“I just want to be with you and Bryce. Sit there. Lay there with you both. I can’t even do that. I can’t do anything.” It was true. I was listless. Held back from even the simplest things, I would remember these words during a sunny winter’s afternoon about 8 months later, when Bryce and I spent two hours practicing his crawling skills. Looking back, I realized that I wouldn’t take anything for granted again. But in that moment, I could not conceive of a time when I would ever be relaxed again, enjoying life as it comes. It wasn’t in my grasp.
That day, in Dr. Lloyd’s office, I took the Edinburgh Scale. It showed a moderate level of depression. I was again shocked, as I had always held on to the idea that I wasn’t depressed, I was just anxious. It was another moment of revelation that challenged the very core of my identity. Almost swollen from crying, Dr. Lloyd and I devised a plan. We would try a new antidepressant, but that choice wasn’t an easy one. Because of my very unusually destructive reaction to the Zoloft, we felt all medications in the same class were off the table. I was also still managing to breastfeed, and that took a few others away as possibilities.

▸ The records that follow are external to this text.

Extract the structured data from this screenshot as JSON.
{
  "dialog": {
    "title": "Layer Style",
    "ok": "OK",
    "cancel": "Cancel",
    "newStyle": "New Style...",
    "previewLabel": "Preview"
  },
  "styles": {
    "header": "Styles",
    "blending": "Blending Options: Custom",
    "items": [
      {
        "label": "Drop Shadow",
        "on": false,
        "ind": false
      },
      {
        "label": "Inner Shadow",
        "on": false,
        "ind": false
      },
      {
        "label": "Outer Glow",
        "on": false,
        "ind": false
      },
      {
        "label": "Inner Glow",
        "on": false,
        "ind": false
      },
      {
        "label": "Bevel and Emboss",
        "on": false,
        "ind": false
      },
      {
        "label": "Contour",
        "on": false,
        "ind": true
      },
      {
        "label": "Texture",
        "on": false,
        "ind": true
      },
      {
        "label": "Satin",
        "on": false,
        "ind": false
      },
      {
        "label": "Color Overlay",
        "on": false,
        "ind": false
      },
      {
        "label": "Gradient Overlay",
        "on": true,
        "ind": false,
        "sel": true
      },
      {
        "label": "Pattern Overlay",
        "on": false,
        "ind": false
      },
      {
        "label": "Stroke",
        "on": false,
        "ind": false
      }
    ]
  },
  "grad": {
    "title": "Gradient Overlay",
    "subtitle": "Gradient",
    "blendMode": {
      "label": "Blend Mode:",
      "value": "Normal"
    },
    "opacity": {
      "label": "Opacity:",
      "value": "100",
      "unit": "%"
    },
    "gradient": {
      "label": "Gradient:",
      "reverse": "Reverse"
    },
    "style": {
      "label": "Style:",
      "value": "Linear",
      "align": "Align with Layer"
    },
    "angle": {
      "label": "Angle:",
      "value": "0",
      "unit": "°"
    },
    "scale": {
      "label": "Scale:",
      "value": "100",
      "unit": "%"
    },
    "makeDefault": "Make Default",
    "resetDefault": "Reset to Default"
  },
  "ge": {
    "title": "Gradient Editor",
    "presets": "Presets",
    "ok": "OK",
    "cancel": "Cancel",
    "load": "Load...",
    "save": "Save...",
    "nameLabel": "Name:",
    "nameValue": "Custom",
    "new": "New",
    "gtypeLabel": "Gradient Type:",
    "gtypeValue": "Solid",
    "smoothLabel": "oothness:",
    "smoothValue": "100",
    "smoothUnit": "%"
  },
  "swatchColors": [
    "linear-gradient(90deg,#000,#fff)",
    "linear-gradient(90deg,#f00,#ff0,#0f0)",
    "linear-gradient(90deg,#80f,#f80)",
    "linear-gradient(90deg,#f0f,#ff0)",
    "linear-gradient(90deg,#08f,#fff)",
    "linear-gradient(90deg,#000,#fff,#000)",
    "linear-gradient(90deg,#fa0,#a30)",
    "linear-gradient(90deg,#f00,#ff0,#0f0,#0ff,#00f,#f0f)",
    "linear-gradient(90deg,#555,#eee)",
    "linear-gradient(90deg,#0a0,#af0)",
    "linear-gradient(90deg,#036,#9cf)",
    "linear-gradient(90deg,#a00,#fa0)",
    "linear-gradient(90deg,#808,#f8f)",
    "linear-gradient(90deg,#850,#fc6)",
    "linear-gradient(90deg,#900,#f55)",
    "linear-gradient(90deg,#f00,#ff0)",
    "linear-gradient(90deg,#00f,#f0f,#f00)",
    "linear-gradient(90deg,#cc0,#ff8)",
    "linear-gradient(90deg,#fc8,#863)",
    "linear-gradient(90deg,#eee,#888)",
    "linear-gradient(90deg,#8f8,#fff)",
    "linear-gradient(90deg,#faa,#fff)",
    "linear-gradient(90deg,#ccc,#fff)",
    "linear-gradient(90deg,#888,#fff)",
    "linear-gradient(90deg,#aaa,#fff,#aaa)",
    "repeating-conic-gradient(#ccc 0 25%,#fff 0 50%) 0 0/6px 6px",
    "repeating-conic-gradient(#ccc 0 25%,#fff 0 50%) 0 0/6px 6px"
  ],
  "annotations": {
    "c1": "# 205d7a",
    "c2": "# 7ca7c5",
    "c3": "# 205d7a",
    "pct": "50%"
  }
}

We settled on Wellbutrin as the new medication, and I very hesitantly agreed to begin taking it immediately. I was so scared; what if I had another reaction like the one that had sent me into a blind panic I still hadn’t fully recovered from? What is something else happened I couldn’t even imagine? I had a day or two of Internet-searching “relapse” I will admit, but I felt so out of control, I had to know what could happen to me on this medication. Fortunately, while I didn’t feel one iota better that night, at least I could tell it wouldn’t poke another hole into my damaged psyche. I wasn’t willing to live without, and really, what choice did I have?
As my mother and I left Dr. Lloyd’s office, I saw several other people in her waiting room look my way. What must they think of me, I wondered? I have never judged another soul in a waiting room or hospital since those days; I understood for the first time just how hard it can be to put one foot in front of the other. We walked across the parking lot to Harris Teeter so I could buy some Ensure, a recommendation from Dr. Lloyd since it was now over a week since I had eaten much of anything. I wandered around the store like it was the first time I had ever been in public. Everything was too bright and too loud. I wasn’t ready to be there, and even though it felt like prison, home was my prison, and I couldn’t wait to be there. I had a ray of hope; maybe this medicine would be saving grace, and eventually, (and in part), it was.